Saint Teresa of Avila wrote a great deal about her relationship with the Christian Church. Looking at her writing you get the sense that she might have been a little intense in her determination to do right by her understanding of God. When she was eleven she and her brother had decided it run away from home to fight for the Crusades, they were half way down the road when the parental side caught up with them and dragged them back home. Later in life Teresa had a more pacifist approach, "I do not fear Satan as much as I fear those who fear Satan." Of the orders, joining the Carmelite order, an easy going kind of order, was probably the best one to give her personality a chance to evolve in a more accepting environment. The problem was she struggled with a regular series of often very frightening, painful and physically draining visions over which she had no control. In analyzing her writings members of the medical profession have suggested that she may have suffered from a form of epilepsy. When her visions first started she understood them in terms of levitation and was concerned that she might have been possessed by a demon. Whenever Teresa felt levitation coming on, she asked her young sisters in the convent to hold her down and not tell anyone. This request of hers, she knew was a bit sinful and she took her worry to her father confessor, poured out her heart to him, which itself was slippery slope for a young nun because of the more innate boy/girl circumstance and she sort of knew that her confessor had a special fondness for her, and she knew of a women outside the order who had so special a fondness for him she'd given him a copper charm to wear around his neck. The whole thing was difficult for a person very determined to remain in God's favor and who had definite ideas about what remaining in God's favor required. Fortunately Teresa's confessor told her that far from being possessed by the devil, her levitation was a grant of rapture from God. And there are some strange reports that Saint Teresa would sometimes levitate, or whatever, during Mass.
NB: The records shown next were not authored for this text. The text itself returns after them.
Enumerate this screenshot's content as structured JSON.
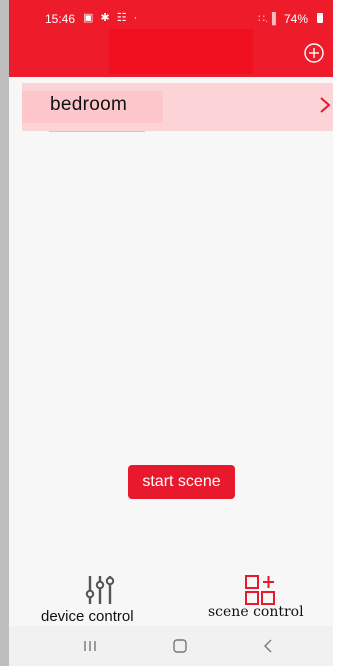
{
  "status_bar": {
    "time": "15:46",
    "left_icons": "▣ ✱ ☷ ·",
    "signal": "∷.▐",
    "battery": "74%"
  },
  "colors": {
    "header": "#ee1c2b",
    "row_background": "#fcd3d6",
    "button": "#e8192c"
  },
  "header": {
    "add_icon": "plus-circle-icon"
  },
  "rooms": [
    {
      "name": "bedroom",
      "icon": "chevron-right-icon"
    }
  ],
  "actions": {
    "start_scene_label": "start scene"
  },
  "bottom_nav": {
    "items": [
      {
        "label": "device control",
        "icon": "sliders-icon"
      },
      {
        "label": "scene control",
        "icon": "scene-add-icon"
      }
    ]
  },
  "system_nav": {
    "recents_icon": "recents-icon",
    "home_icon": "home-icon",
    "back_icon": "back-icon"
  }
}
In her writings Teresa talks about learning how to manage her afflictions. She been bedridden for a year. After a levitation on one occasion she was so paralyzed, all her joints seem to have un-jointed and she could only move one finger. She sometimes just liked to be alone, she knew it wasn't right, she loved others but she sometimes found the presence of others painful. But however it occurred or whatever caused it, her devotion to God grounded her, offered her a path. Her desire to be alone became "devotion to silence" so that she might in silence better commune with her creator without distraction. It was path she chose and not an easy one, "Dear Lord, let me suffer or let me die." Teresa's mysticism, taken from her visions of hell, of Saints, the phases of prayer, and the phases a soul went through on its journey to heaven were for the Catholic Church very re-affirming at a time when the Protestant Reformation was gaining strength, causing some distress in the more political corners of the Church of Rome which had failed to void the schism by simply declaring the Protestors heretics without the church being able to find sufficient political support to punish the heretics. Teresa too had a quarrel with Rome, it was too interested in earthly matters and needed to revert to its more spiritual foundations. The other point about her visions, I think worth mentioning, is the detail with which she was able to recount them. One of her visions involved her being repeatedly stabbed by an angel, she could see the spear in her belly and when the angel withdrew the spear she could see her entrails. The pain was intense, but the sweetness of the pain was "so surpassing... I could not wish to be rid of it." Teresa in her heart understood the truth of her journey through life in a wonderful way, "the feeling remains that God is on the journey, too." Quarrel if you want, but Teresa had visions as a mystic in and for the patterns of her faith, her visions weren't the revelation of a prophet with a mind to add to and sort out a perceived confusion in the tapestry of an established understanding.